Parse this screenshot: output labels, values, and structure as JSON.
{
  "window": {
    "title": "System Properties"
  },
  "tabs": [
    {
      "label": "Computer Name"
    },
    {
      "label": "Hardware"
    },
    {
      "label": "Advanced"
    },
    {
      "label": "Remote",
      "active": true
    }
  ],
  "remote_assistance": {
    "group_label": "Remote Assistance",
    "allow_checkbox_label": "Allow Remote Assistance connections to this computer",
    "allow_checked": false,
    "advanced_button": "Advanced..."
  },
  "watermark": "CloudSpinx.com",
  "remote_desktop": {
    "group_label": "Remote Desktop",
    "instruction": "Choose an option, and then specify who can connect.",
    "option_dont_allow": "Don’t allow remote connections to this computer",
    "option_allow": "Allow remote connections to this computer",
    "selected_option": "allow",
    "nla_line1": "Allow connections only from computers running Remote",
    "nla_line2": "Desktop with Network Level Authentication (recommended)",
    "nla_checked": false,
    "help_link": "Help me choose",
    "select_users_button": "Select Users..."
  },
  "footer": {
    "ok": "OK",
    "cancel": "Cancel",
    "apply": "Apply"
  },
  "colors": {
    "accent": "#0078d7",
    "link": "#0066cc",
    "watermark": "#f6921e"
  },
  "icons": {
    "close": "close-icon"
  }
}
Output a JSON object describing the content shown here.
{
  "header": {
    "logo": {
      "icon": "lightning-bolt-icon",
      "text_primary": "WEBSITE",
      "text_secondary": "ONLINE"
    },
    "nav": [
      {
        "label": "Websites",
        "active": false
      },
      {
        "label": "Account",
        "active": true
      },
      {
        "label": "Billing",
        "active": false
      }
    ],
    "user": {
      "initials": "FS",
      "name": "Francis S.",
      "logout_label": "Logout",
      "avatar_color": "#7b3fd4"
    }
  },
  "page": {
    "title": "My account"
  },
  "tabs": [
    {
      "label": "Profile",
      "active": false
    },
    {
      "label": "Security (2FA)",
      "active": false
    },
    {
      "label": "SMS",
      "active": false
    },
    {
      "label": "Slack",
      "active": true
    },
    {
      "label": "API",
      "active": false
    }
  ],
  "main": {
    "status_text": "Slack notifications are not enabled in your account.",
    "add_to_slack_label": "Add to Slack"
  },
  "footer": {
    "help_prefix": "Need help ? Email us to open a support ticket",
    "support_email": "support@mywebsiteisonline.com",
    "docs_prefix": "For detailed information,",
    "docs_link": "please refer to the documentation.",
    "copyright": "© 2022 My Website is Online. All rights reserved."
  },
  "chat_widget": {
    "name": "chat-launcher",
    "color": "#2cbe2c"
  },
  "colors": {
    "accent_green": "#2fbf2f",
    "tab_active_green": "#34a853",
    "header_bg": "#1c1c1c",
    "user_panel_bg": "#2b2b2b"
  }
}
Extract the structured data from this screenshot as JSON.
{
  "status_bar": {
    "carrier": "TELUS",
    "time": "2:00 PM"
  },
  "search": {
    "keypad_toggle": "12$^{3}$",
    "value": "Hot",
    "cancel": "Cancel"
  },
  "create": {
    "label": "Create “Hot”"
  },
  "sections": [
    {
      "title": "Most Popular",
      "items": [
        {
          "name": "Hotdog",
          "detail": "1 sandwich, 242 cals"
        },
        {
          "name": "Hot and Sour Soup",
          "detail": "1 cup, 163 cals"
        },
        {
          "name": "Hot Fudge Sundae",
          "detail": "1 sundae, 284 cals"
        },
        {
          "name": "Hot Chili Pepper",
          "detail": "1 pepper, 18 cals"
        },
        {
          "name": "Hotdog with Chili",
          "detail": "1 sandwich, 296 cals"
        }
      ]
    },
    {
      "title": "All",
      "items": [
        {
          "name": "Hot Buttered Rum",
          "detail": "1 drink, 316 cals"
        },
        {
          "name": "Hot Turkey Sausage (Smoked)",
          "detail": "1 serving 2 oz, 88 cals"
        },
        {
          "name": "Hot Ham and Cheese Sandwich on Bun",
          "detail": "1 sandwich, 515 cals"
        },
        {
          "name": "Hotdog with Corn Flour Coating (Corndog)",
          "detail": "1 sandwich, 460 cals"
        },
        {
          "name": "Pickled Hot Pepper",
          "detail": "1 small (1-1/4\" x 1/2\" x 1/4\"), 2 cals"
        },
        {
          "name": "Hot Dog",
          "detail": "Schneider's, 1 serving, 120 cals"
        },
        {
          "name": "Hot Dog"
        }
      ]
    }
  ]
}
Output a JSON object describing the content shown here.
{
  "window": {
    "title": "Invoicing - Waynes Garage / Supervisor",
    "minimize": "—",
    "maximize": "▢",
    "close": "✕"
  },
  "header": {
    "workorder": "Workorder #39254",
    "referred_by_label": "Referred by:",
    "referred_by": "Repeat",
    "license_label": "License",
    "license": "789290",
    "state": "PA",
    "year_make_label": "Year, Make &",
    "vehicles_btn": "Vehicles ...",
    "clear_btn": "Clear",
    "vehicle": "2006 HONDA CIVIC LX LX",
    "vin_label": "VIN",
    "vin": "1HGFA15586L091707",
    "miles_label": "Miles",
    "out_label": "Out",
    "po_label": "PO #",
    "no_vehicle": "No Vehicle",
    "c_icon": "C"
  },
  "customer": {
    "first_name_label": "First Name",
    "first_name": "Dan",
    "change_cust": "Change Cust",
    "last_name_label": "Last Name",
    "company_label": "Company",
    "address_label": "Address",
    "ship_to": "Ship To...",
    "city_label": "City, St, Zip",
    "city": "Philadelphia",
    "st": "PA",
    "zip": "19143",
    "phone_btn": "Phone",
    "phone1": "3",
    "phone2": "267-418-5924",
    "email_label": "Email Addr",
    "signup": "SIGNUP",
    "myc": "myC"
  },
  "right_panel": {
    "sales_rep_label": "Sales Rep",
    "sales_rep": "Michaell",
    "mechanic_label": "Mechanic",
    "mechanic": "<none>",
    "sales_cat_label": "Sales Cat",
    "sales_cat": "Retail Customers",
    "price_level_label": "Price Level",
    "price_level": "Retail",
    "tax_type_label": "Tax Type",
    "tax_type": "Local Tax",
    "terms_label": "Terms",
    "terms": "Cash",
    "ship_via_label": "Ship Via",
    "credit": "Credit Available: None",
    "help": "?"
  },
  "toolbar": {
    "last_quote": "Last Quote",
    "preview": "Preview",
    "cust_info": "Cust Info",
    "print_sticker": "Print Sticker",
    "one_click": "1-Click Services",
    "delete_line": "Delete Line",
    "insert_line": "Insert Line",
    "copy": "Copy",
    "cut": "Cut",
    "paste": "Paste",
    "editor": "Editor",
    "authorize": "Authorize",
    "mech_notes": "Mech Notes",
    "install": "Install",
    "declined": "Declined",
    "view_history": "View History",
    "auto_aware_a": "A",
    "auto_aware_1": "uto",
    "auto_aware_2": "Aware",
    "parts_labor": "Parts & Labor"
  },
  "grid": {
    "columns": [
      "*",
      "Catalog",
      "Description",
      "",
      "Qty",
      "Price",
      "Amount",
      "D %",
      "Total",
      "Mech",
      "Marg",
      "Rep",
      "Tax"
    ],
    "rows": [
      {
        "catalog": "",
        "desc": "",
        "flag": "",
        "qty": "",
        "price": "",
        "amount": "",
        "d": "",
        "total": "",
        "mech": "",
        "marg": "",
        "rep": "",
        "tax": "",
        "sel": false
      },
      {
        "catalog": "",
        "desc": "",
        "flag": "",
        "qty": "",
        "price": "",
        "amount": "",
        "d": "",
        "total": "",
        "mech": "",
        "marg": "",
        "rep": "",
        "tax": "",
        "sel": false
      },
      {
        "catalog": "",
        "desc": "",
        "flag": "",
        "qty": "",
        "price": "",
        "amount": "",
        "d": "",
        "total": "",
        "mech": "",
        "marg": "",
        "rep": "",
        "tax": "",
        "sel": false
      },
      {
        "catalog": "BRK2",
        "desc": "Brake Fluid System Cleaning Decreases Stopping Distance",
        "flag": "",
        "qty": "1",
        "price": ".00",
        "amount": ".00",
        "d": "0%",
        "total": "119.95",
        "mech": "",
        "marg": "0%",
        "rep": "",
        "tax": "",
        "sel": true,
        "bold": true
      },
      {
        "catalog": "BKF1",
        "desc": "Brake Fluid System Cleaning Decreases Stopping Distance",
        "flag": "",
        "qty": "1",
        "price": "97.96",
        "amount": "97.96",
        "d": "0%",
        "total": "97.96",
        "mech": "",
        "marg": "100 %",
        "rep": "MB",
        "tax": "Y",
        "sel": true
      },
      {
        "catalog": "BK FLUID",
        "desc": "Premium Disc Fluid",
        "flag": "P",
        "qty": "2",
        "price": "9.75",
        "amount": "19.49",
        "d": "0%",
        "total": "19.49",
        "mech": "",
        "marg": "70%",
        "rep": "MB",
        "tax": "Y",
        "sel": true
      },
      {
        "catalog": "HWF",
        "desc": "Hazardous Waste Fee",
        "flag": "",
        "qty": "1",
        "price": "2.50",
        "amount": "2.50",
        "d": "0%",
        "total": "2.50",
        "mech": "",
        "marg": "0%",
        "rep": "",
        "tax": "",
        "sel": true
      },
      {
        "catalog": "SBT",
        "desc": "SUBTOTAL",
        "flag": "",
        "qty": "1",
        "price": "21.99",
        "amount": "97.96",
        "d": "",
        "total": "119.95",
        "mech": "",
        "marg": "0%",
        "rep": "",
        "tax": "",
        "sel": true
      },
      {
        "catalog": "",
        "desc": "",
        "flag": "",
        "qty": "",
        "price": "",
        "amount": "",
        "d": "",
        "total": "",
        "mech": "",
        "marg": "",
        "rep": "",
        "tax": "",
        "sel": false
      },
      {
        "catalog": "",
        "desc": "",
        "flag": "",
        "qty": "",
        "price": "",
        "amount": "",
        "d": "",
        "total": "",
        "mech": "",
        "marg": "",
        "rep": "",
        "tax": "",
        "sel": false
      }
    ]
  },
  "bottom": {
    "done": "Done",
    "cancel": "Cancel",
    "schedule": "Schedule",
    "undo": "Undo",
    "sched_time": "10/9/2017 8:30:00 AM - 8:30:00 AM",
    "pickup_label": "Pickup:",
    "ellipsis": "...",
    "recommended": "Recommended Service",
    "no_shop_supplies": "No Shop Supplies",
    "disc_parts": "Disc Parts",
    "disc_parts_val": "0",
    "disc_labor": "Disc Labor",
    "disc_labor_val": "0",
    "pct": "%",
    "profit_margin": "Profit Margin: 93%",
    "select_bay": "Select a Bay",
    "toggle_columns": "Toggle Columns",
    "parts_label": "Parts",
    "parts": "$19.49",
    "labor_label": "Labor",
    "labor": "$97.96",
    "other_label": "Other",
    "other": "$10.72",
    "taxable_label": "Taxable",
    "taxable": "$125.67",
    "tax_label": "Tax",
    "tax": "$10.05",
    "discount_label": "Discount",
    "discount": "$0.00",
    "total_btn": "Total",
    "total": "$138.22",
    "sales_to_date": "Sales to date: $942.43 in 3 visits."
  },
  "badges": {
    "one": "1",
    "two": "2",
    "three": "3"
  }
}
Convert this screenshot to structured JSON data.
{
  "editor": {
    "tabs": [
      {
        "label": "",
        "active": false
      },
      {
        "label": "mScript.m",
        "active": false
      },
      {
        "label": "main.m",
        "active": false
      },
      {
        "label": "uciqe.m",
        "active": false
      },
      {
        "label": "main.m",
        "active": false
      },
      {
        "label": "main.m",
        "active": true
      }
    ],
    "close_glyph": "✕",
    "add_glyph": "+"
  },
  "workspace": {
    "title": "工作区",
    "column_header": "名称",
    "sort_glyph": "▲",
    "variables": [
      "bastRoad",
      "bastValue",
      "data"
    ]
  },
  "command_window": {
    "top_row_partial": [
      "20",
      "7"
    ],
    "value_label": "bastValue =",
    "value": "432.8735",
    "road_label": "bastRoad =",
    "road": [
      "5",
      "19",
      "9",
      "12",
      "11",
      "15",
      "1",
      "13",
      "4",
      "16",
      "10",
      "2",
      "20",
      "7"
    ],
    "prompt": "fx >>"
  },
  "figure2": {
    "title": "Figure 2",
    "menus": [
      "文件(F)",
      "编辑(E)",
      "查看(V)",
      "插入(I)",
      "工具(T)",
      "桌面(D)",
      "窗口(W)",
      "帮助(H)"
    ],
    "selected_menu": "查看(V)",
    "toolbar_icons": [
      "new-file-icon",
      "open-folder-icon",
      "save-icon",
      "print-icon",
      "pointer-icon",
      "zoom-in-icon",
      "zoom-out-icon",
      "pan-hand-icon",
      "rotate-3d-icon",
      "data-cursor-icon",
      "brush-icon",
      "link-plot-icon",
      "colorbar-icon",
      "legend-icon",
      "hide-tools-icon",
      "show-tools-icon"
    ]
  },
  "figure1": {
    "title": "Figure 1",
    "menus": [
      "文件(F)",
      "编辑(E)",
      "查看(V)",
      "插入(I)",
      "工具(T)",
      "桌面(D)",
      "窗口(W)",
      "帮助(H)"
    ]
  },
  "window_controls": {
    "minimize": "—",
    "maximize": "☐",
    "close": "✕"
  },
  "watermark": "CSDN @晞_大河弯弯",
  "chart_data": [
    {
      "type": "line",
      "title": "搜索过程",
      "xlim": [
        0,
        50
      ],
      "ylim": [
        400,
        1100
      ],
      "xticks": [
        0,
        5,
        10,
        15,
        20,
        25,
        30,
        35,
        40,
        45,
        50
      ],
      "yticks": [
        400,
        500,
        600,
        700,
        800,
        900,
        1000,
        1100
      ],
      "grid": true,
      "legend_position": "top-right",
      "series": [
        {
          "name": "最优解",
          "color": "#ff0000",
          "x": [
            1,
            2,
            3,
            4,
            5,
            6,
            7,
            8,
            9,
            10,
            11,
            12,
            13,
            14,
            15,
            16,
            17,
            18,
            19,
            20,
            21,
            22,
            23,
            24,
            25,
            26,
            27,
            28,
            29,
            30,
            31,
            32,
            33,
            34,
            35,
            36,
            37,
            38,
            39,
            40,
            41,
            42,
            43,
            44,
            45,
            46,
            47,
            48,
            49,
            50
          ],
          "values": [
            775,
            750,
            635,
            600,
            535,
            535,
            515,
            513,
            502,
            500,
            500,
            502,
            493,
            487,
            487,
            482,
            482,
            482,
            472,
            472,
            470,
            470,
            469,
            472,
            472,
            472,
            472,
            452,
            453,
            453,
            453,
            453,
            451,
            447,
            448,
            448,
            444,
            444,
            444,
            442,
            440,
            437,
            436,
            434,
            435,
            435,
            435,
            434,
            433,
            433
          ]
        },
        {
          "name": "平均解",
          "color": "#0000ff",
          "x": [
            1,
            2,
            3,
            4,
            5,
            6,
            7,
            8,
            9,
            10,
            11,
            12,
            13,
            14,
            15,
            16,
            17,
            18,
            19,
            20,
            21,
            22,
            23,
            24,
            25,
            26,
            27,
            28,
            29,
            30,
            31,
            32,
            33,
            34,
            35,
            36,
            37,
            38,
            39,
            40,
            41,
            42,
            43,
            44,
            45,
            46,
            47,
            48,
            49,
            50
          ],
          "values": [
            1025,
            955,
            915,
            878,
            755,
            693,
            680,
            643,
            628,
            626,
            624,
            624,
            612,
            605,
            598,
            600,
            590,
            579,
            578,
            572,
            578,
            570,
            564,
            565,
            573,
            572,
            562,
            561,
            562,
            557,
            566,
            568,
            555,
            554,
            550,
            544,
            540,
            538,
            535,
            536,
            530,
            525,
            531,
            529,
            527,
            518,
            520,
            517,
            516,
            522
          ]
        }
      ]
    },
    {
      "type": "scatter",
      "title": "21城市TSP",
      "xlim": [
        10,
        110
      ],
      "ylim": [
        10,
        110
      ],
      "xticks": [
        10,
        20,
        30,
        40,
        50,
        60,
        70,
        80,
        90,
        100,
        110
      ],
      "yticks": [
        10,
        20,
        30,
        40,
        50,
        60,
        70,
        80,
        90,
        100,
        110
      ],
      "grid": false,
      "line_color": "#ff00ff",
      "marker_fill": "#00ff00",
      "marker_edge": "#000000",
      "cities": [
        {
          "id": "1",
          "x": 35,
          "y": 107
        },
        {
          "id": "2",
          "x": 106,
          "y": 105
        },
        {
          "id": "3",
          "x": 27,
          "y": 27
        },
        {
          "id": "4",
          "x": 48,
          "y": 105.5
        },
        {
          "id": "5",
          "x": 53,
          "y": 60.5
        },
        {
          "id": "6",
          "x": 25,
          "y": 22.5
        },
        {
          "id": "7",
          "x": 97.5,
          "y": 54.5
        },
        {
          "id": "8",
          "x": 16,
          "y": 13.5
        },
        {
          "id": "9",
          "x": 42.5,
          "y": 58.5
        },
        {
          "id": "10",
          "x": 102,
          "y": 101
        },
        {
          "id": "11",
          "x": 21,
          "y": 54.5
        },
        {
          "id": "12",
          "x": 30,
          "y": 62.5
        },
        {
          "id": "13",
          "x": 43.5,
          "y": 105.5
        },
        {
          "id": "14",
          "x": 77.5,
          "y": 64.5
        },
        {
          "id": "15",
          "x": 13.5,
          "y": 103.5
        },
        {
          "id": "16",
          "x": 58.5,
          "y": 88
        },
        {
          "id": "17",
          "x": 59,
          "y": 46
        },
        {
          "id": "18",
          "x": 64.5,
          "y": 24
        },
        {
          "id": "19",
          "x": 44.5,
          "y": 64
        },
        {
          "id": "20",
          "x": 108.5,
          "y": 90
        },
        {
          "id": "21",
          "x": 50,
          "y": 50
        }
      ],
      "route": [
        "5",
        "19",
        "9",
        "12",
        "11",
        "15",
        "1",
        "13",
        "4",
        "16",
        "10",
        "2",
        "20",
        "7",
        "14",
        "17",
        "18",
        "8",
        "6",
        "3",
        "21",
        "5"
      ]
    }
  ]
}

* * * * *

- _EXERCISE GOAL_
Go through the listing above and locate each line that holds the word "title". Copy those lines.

- _EXPECTED ANSWER_
    "title": "System Properties"
    "title": "My account"
      "title": "Most Popular",
      "title": "All",
    "title": "Invoicing - Waynes Garage / Supervisor",
    "title": "工作区",
    "title": "Figure 2",
    "title": "Figure 1",
      "title": "搜索过程",
      "title": "21城市TSP",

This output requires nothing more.